His next stop was the Village at Marymount Senior Care Community, where Sister Mary Alice Jarosz, SSJ-TOSF and administrators showed him the chapel, physical therapy department, dining hall, patient wings and the memory care unit. Several of the sisters live at the facility, as do some retired priests.
He also got a look at the adjacent Marymount Hospital, which was founded by the sisters in 1949. Dr. Daniel Napierkowski, an anesthesiologist and hospital president, was joined by several other hospital administrators and Cleveland Clinic officials as he led Bishop Perez on a tour of the 315-bed acute-care hospital. In 1995, Marymount became the first of Cleveland Clinic’s regional hospitals. The sisters continue to play a role in the hospital’s ministry by serving on the board and ensuring that the Catholic mission of the hospital remains intact.
Napierkowski showed off a major addition to the hospital that opened in 2012.It includes a new main entrance, state-of-the-art operating rooms and other technology facilities. The bishop saw the emergency department, met with several staff members, doctors, nurses and other caregivers.

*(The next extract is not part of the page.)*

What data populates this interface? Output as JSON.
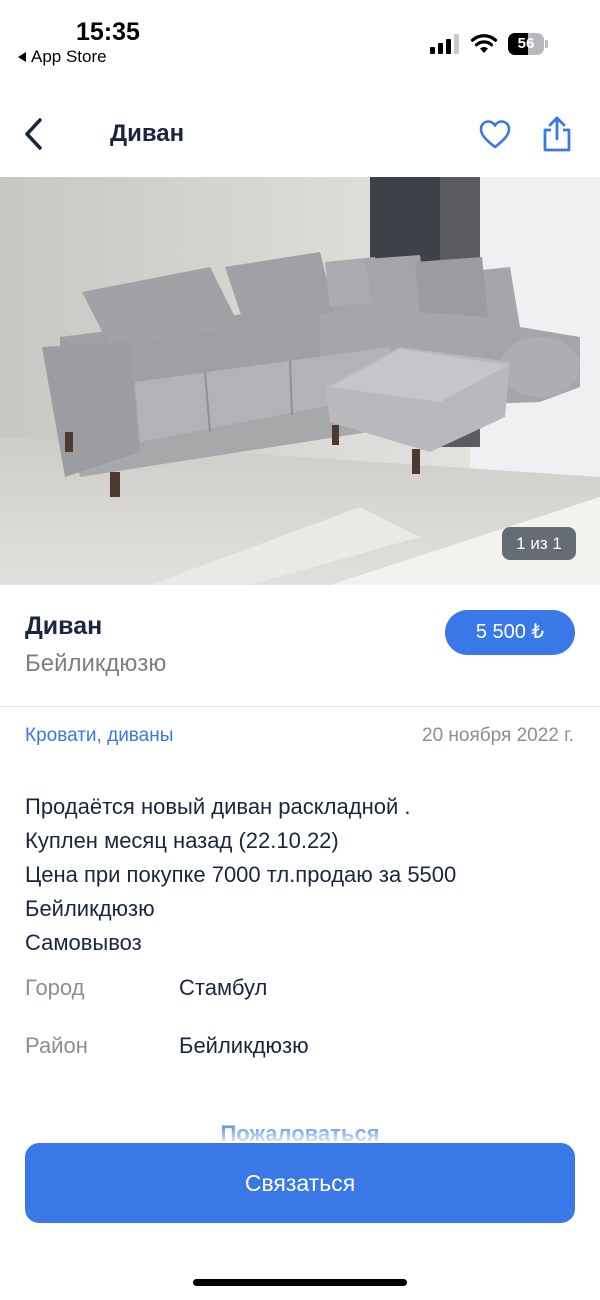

“I have a special regard for nurses,” Bishop Perez said, explaining that he spent two weeks in intensive care in a New York hospital after being seriously injured in a 31-car crash. “I saw hospitals from a different perspective and have a new appreciation of what you do.” He offered a special blessing for the hospital’s caregivers and also blessed the emergency department.
Sister Marge said a special installation Mass is celebrated when a new hospital president is named and there is a blessing of the hands for caregivers. “They know they’re coming into the community,” she added.
After a quick trip past the shrine, the bishop joined representatives of the various Marymount ministries for lunch in the convent dining room.
“This campus is our legacy and our gift to Garfield Heights,” said Sister Marge. She said the sisters have been working for several years to ensure that their ministries continue because they know their numbers are decreasing and that they might not be here in the future.
“It’s like us letting go and putting all this into the hands of capable people so the ministries don’t stop,” she said.
Straffen said he hopes the bishop felt a synergy as he visited the Marymount campus. “The leadership of all the ministries really work together,” he added.
“I haven’t visited a place with this level of programming ever. It may be unique in the diocese and maybe even the country,” Bishop Perez said. “You have a hospital, high school, day care and a nursing home. You just need an elementary school and you’ll have it all,” he quipped.